Maryland Chief Medical Examiner John E. Smialek said yesterday that toxicological tests showed no evidence of prior cocaine use by Rico Marshall, the Forestville High School football star who died of an overdose Feb. 13.

However, the medical examiner said the results of tests on vital organs don't rule out the possibility of Marshall's having used the drug before Feb. 13.

No other drugs were identified, Smialek said, and no other tests are planned. On Feb. 16, Smialek said that tests confirmed that the 18-year-old died of cocaine intoxication.

Since Marshall's death, his family and some friends have said they were shocked by allegations of his involvement with drugs and rejected the notion that he was a drug user. Yesterday's news from the medical examiner was welcomed by Marshall's grandmother, Mary Brooks.

"I'm glad to hear that because we knew he wasn't a cocaine user. We knew he wasn't a drug abuser," Brooks said. "He told us he didn't use cocaine and he said that regularly. He loved life too much."

Police say Marshall died a few hours after swallowing six "rocks" of crack, a cocaine derivative, to avoid arrest by officers in the 1400 block of Nova Avenue in Capitol Heights, a notorious drug-trading area.

The medical examiner's tests showed that "the levels of cocaine and its breakdown products are consistent with its having been ingested by Mr. Marshall two to three hours prior to his death."

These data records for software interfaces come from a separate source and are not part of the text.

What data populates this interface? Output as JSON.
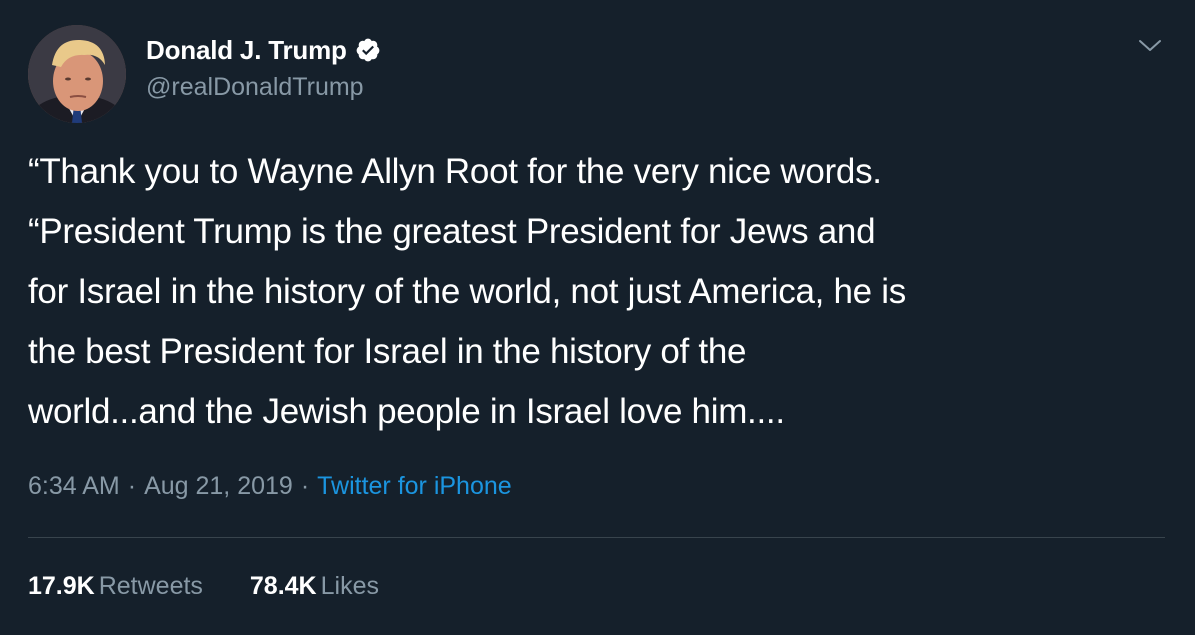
{
  "author": {
    "display_name": "Donald J. Trump",
    "handle": "@realDonaldTrump",
    "verified": true,
    "avatar_icon": "profile-photo",
    "verified_icon": "verified-badge-icon"
  },
  "menu": {
    "icon": "chevron-down-icon"
  },
  "tweet": {
    "lines": [
      "“Thank you to Wayne Allyn Root for the very nice words.",
      "“President Trump is the greatest President for Jews and",
      "for Israel in the history of the world, not just America, he is",
      "the best President for Israel in the history of the",
      "world...and the Jewish people in Israel love him...."
    ]
  },
  "meta": {
    "time": "6:34 AM",
    "date": "Aug 21, 2019",
    "separator": "·",
    "source": "Twitter for iPhone"
  },
  "stats": {
    "retweets_count": "17.9K",
    "retweets_label": "Retweets",
    "likes_count": "78.4K",
    "likes_label": "Likes"
  },
  "colors": {
    "background": "#15202b",
    "primary_text": "#ffffff",
    "secondary_text": "#8899a6",
    "link": "#1b95e0",
    "divider": "#38444d",
    "verified": "#ffffff"
  }
}
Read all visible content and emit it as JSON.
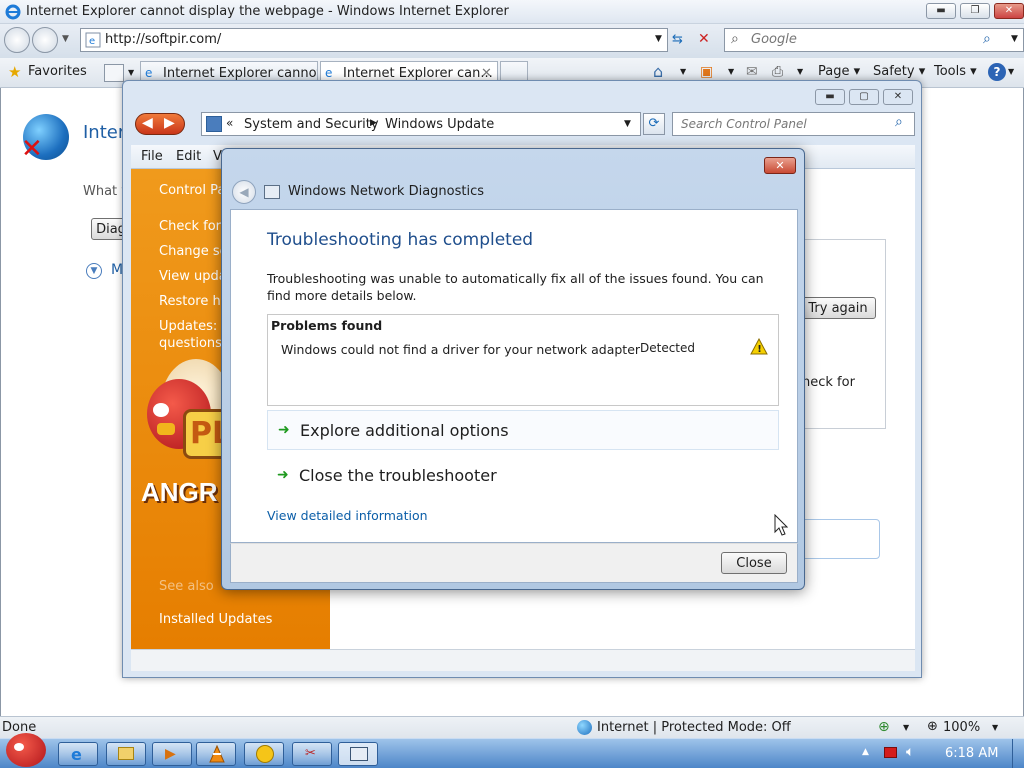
{
  "ie": {
    "title": "Internet Explorer cannot display the webpage - Windows Internet Explorer",
    "address": "http://softpir.com/",
    "search_placeholder": "Google",
    "favorites_label": "Favorites",
    "tabs": [
      "Internet Explorer cannot...",
      "Internet Explorer can..."
    ],
    "commands": {
      "page": "Page ▾",
      "safety": "Safety ▾",
      "tools": "Tools ▾"
    },
    "background_page": {
      "heading": "Intern",
      "subtext": "What y",
      "diag_button": "Diag",
      "more_link": "M"
    },
    "status": {
      "left": "Done",
      "zone": "Internet | Protected Mode: Off",
      "zoom": "100%"
    }
  },
  "control_panel": {
    "breadcrumb": [
      "System and Security",
      "Windows Update"
    ],
    "search_placeholder": "Search Control Panel",
    "menu": [
      "File",
      "Edit",
      "V"
    ],
    "left_links": [
      "Control Pa",
      "Check for",
      "Change se",
      "View upda",
      "Restore hi",
      "Updates: f",
      "questions"
    ],
    "see_also_label": "See also",
    "installed_updates": "Installed Updates",
    "try_again_label": "Try again",
    "check_for_text": "neck for",
    "banner_text": "PL",
    "angry_text": "ANGR"
  },
  "dialog": {
    "title": "Windows Network Diagnostics",
    "heading": "Troubleshooting has completed",
    "description": "Troubleshooting was unable to automatically fix all of the issues found. You can find more details below.",
    "problems_header": "Problems found",
    "problem": {
      "text": "Windows could not find a driver for your network adapter",
      "status": "Detected"
    },
    "options": [
      "Explore additional options",
      "Close the troubleshooter"
    ],
    "detail_link": "View detailed information",
    "close_button": "Close"
  },
  "taskbar": {
    "time": "6:18 AM"
  },
  "colors": {
    "accent": "#1f5fa5",
    "cp_sidebar": "#e98a10",
    "link": "#0b5ea8",
    "arrow": "#1f9a1f"
  }
}
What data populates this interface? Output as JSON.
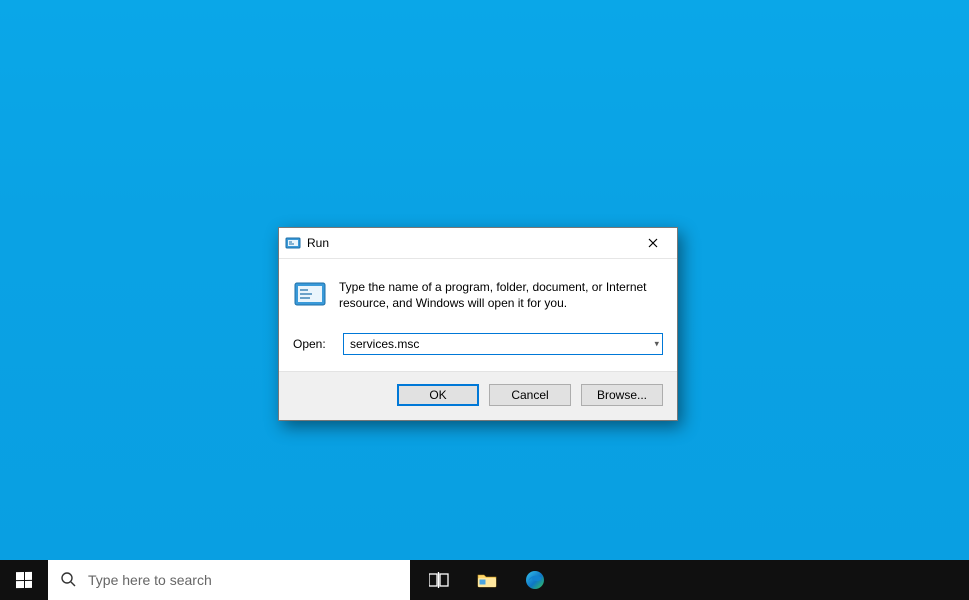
{
  "dialog": {
    "title": "Run",
    "description": "Type the name of a program, folder, document, or Internet resource, and Windows will open it for you.",
    "open_label": "Open:",
    "open_value": "services.msc",
    "buttons": {
      "ok": "OK",
      "cancel": "Cancel",
      "browse": "Browse..."
    }
  },
  "taskbar": {
    "search_placeholder": "Type here to search"
  }
}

After his death, it was learned that Marshall had been arrested in the same Capitol Heights neighborhood on Dec. 22, and was accused of having 66 plastic bags of crack. Marshall was then 17 and was charged as a juvenile, police said.